* [EXERCISE REQUIREMENTS]: Your job is to report every line of the entries that has "icon".

* [RECORDED INFORMATION]:
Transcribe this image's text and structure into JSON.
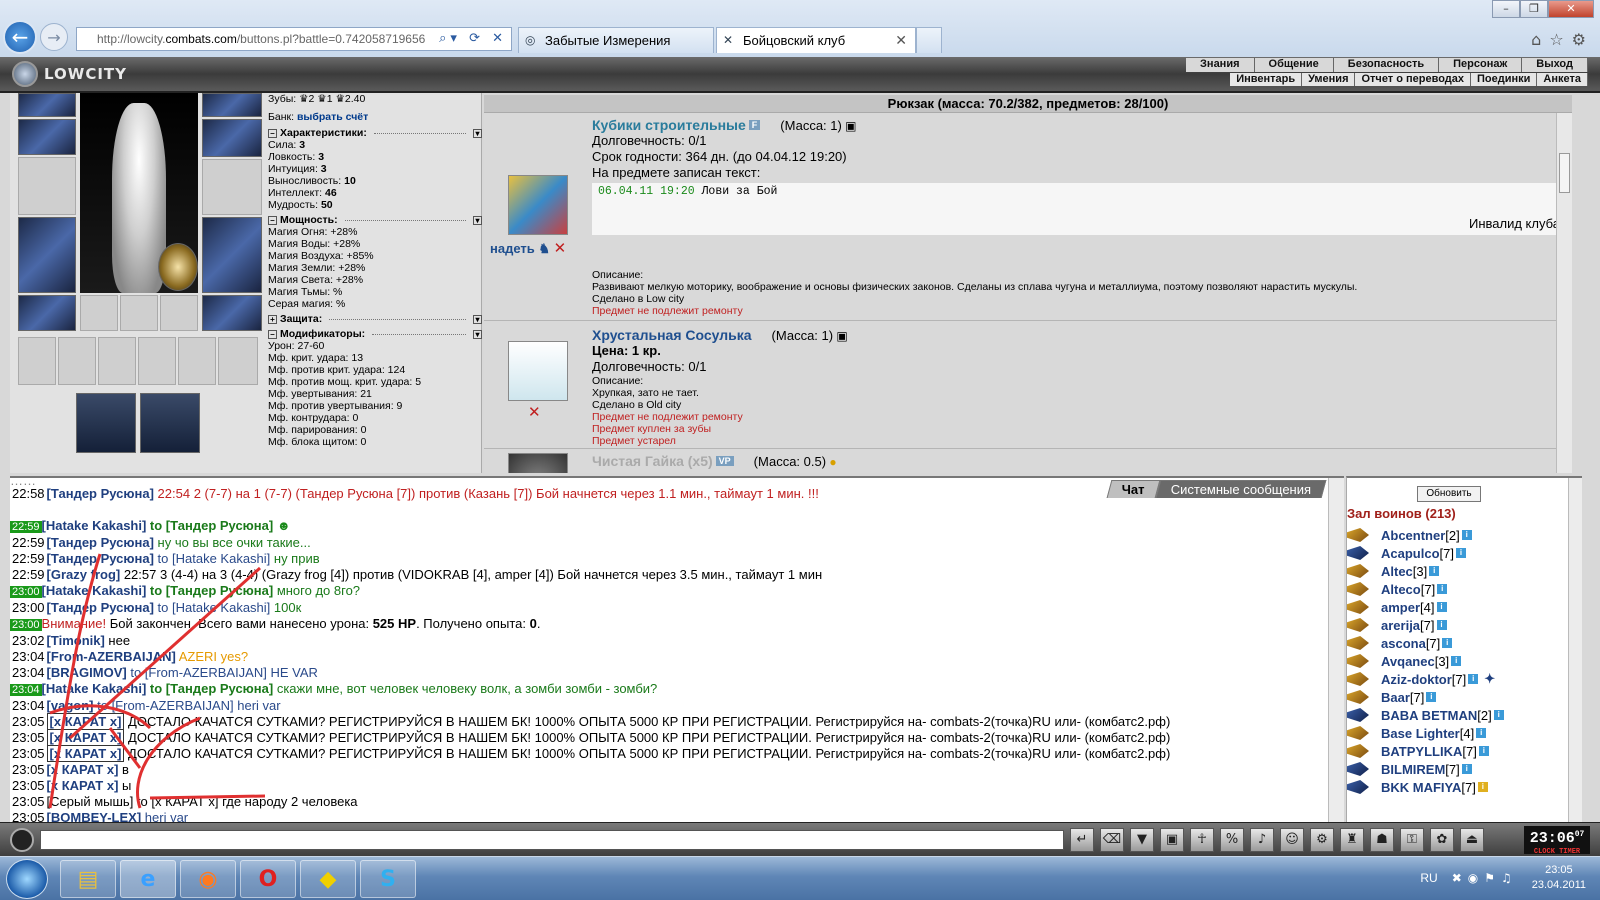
{
  "browser": {
    "url_prefix": "http://lowcity.",
    "url_domain": "combats.com",
    "url_suffix": "/buttons.pl?battle=0.742058719656",
    "tabs": [
      {
        "label": "Забытые Измерения"
      },
      {
        "label": "Бойцовский клуб"
      }
    ]
  },
  "game": {
    "logo": "LOWCITY",
    "menu_top": [
      "Знания",
      "Общение",
      "Безопасность",
      "Персонаж",
      "Выход"
    ],
    "menu_bottom": [
      "Инвентарь",
      "Умения",
      "Отчет о переводах",
      "Поединки",
      "Анкета"
    ]
  },
  "stats": {
    "teeth": "Зубы: ♛2 ♛1 ♛2.40",
    "bank_label": "Банк:",
    "bank_link": "выбрать счёт",
    "char_header": "Характеристики:",
    "chars": [
      {
        "k": "Сила: ",
        "v": "3"
      },
      {
        "k": "Ловкость: ",
        "v": "3"
      },
      {
        "k": "Интуиция: ",
        "v": "3"
      },
      {
        "k": "Выносливость: ",
        "v": "10"
      },
      {
        "k": "Интеллект: ",
        "v": "46"
      },
      {
        "k": "Мудрость: ",
        "v": "50"
      }
    ],
    "power_header": "Мощность:",
    "powers": [
      "Магия Огня: +28%",
      "Магия Воды: +28%",
      "Магия Воздуха: +85%",
      "Магия Земли: +28%",
      "Магия Света: +28%",
      "Магия Тьмы: %",
      "Серая магия: %"
    ],
    "defense_header": "Защита:",
    "mod_header": "Модификаторы:",
    "mods": [
      "Урон: 27-60",
      "Мф. крит. удара: 13",
      "Мф. против крит. удара: 124",
      "Мф. против мощ. крит. удара: 5",
      "Мф. увертывания: 21",
      "Мф. против увертывания: 9",
      "Мф. контрудара: 0",
      "Мф. парирования: 0",
      "Мф. блока щитом: 0"
    ]
  },
  "backpack": {
    "title": "Рюкзак (масса: 70.2/382, предметов: 28/100)",
    "wear_label": "надеть",
    "item1": {
      "name": "Кубики строительные",
      "badge": "F",
      "mass": "(Масса: 1)",
      "durability": "Долговечность: 0/1",
      "expiry": "Срок годности: 364 дн. (до 04.04.12 19:20)",
      "note_label": "На предмете записан текст:",
      "note_time": "06.04.11 19:20",
      "note_text": " Лови за Бой",
      "note_sig": "Инвалид клуба",
      "desc_label": "Описание:",
      "desc": "Развивают мелкую моторику, воображение и основы физических законов. Сделаны из сплава чугуна и металлиума, поэтому позволяют нарастить мускулы.",
      "made": "Сделано в Low city",
      "warn": "Предмет не подлежит ремонту"
    },
    "item2": {
      "name": "Хрустальная Сосулька",
      "mass": "(Масса: 1)",
      "price": "Цена: 1 кр.",
      "durability": "Долговечность: 0/1",
      "desc_label": "Описание:",
      "desc": "Хрупкая, зато не тает.",
      "made": "Сделано в Old city",
      "warn1": "Предмет не подлежит ремонту",
      "warn2": "Предмет куплен за зубы",
      "warn3": "Предмет устарел"
    },
    "item3": {
      "name": "Чистая Гайка (x5)",
      "badge": "VP",
      "mass": "(Масса: 0.5)"
    }
  },
  "chat": {
    "tab_chat": "Чат",
    "tab_system": "Системные сообщения",
    "m1": {
      "t": "22:58",
      "nick": "[Тандер Русюна]",
      "text": " 22:54 2 (7-7) на 1 (7-7) (Тандер Русюна [7]) против (Казань [7]) Бой начнется через 1.1 мин., таймаут 1 мин. !!!"
    },
    "m2": {
      "t": "22:59",
      "nick": "[Hatake Kakashi]",
      "to": " to [Тандер Русюна]"
    },
    "m3": {
      "t": "22:59",
      "nick": "[Тандер Русюна]",
      "text": " ну чо вы все очки такие..."
    },
    "m4": {
      "t": "22:59",
      "nick": "[Тандер Русюна]",
      "to": " to [Hatake Kakashi]",
      "text": " ну прив"
    },
    "m5": {
      "t": "22:59",
      "nick": "[Grazy frog]",
      "text": " 22:57 3 (4-4) на 3 (4-4) (Grazy frog [4]) против (VIDOKRAB [4], amper [4]) Бой начнется через 3.5 мин., таймаут 1 мин"
    },
    "m6": {
      "t": "23:00",
      "nick": "[Hatake Kakashi]",
      "to": " to [Тандер Русюна]",
      "text": " много до 8го?"
    },
    "m7": {
      "t": "23:00",
      "nick": "[Тандер Русюна]",
      "to": " to [Hatake Kakashi]",
      "text": " 100к"
    },
    "m8": {
      "t": "23:00",
      "warn": "Внимание!",
      "text": " Бой закончен. Всего вами нанесено урона: ",
      "dmg": "525 HP",
      "text2": ". Получено опыта: ",
      "exp": "0",
      "end": "."
    },
    "m9": {
      "t": "23:02",
      "nick": "[Timonik]",
      "text": " нее"
    },
    "m10": {
      "t": "23:04",
      "nick": "[From-AZERBAIJAN]",
      "text": " AZERI yes?"
    },
    "m11": {
      "t": "23:04",
      "nick": "[BRAGIMOV]",
      "to": " to [From-AZERBAIJAN]",
      "text": " HE VAR"
    },
    "m12": {
      "t": "23:04",
      "nick": "[Hatake Kakashi]",
      "to": " to [Тандер Русюна]",
      "text": " скажи мне, вот человек человеку волк, а зомби зомби - зомби?"
    },
    "m13": {
      "t": "23:04",
      "nick": "[vagon]",
      "to": " to [From-AZERBAIJAN]",
      "text": " heri var"
    },
    "spam": " ДОСТАЛО КАЧАТСЯ СУТКАМИ? РЕГИСТРИРУЙСЯ В НАШЕМ БК! 1000% ОПЫТА 5000 КР ПРИ РЕГИСТРАЦИИ. Регистрируйся на- combats-2(точка)RU или- (комбатс2.рф)",
    "karat": "[x КАРАТ x]",
    "spam_times": [
      "23:05",
      "23:05",
      "23:05"
    ],
    "m17": {
      "t": "23:05",
      "text": " в"
    },
    "m18": {
      "t": "23:05",
      "text": " ы"
    },
    "m19": {
      "t": "23:05",
      "nick": "[Серый мышь]",
      "to": " to [x КАРАТ x]",
      "text": " где народу 2 человека"
    },
    "m20": {
      "t": "23:05",
      "nick": "[BOMBEY-LEX]",
      "text": " heri var"
    }
  },
  "players": {
    "refresh": "Обновить",
    "hall": "Зал воинов (213)",
    "list": [
      {
        "n": "Abcentner",
        "l": "[2]"
      },
      {
        "n": "Acapulco",
        "l": "[7]"
      },
      {
        "n": "Altec",
        "l": "[3]"
      },
      {
        "n": "Alteco",
        "l": "[7]"
      },
      {
        "n": "amper",
        "l": "[4]"
      },
      {
        "n": "arerija",
        "l": "[7]"
      },
      {
        "n": "ascona",
        "l": "[7]"
      },
      {
        "n": "Avqanec",
        "l": "[3]"
      },
      {
        "n": "Aziz-doktor",
        "l": "[7]"
      },
      {
        "n": "Baar",
        "l": "[7]"
      },
      {
        "n": "BABA BETMAN",
        "l": "[2]"
      },
      {
        "n": "Base Lighter",
        "l": "[4]"
      },
      {
        "n": "BATPYLLIKA",
        "l": "[7]"
      },
      {
        "n": "BILMIREM",
        "l": "[7]"
      },
      {
        "n": "BKK MAFIYA",
        "l": "[7]"
      }
    ]
  },
  "clock": {
    "time": "23:06",
    "sec": "07",
    "label": "CLOCK TIMER"
  },
  "taskbar": {
    "lang": "RU",
    "time": "23:05",
    "date": "23.04.2011"
  }
}
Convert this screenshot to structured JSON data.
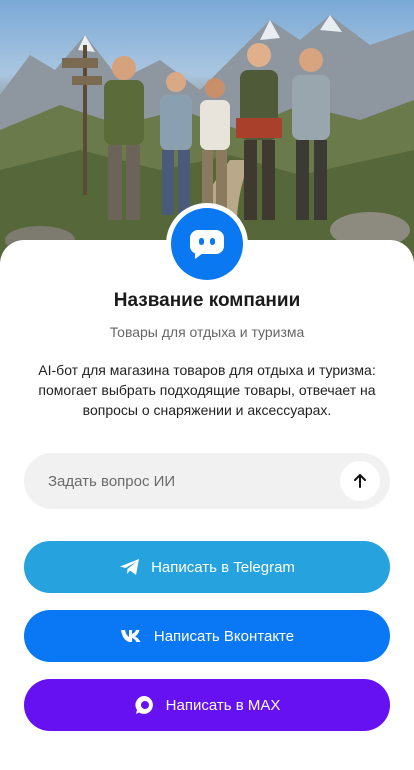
{
  "company": {
    "name": "Название компании",
    "tagline": "Товары для отдыха и туризма",
    "description": "AI-бот для магазина товаров для отдыха и туризма: помогает выбрать подходящие товары, отвечает на вопросы о снаряжении и аксессуарах."
  },
  "hero": {
    "image": "hikers-in-mountains-photo"
  },
  "avatar": {
    "icon": "chat-bot-icon"
  },
  "ask": {
    "placeholder": "Задать вопрос ИИ",
    "value": "",
    "send_icon": "arrow-up-icon"
  },
  "buttons": [
    {
      "label": "Написать в Telegram",
      "icon": "telegram-icon",
      "color": "#26a3df"
    },
    {
      "label": "Написать Вконтакте",
      "icon": "vk-icon",
      "color": "#0a78f5"
    },
    {
      "label": "Написать в MAX",
      "icon": "max-icon",
      "color": "#6611f2"
    }
  ],
  "colors": {
    "accent": "#0a78f0",
    "input_bg": "#f1f1f1"
  }
}
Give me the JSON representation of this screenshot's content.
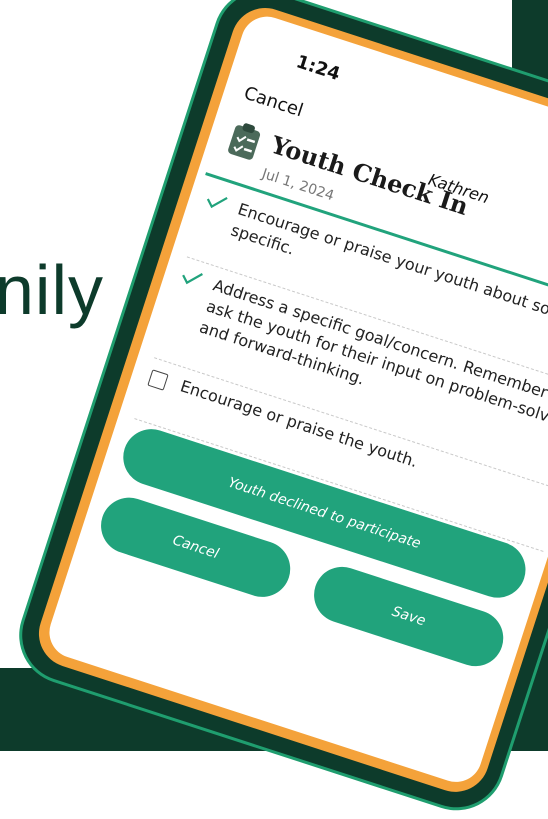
{
  "background": {
    "partial_word": "nily",
    "colors": {
      "dark_green": "#0d3b2b",
      "accent_teal": "#21a37c",
      "bezel_orange": "#f4a23a"
    }
  },
  "status_bar": {
    "time": "1:24"
  },
  "header": {
    "cancel_label": "Cancel",
    "user_name": "Kathren",
    "title": "Youth Check In",
    "date": "Jul 1, 2024",
    "icon": "clipboard-check-icon"
  },
  "checklist": [
    {
      "checked": true,
      "text": "Encourage or praise your youth about something specific."
    },
    {
      "checked": true,
      "text": "Address a specific goal/concern. Remember to ask the youth for their input on problem-solving and forward-thinking."
    },
    {
      "checked": false,
      "text": "Encourage or praise the youth."
    }
  ],
  "buttons": {
    "declined_label": "Youth declined to participate",
    "cancel_label": "Cancel",
    "save_label": "Save"
  }
}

* [RESPONSE TO THE TASK]:
    "icon": "chat-bot-icon"
    "send_icon": "arrow-up-icon"
      "icon": "telegram-icon",
      "icon": "vk-icon",
      "icon": "max-icon",
    "icon": "clipboard-check-icon"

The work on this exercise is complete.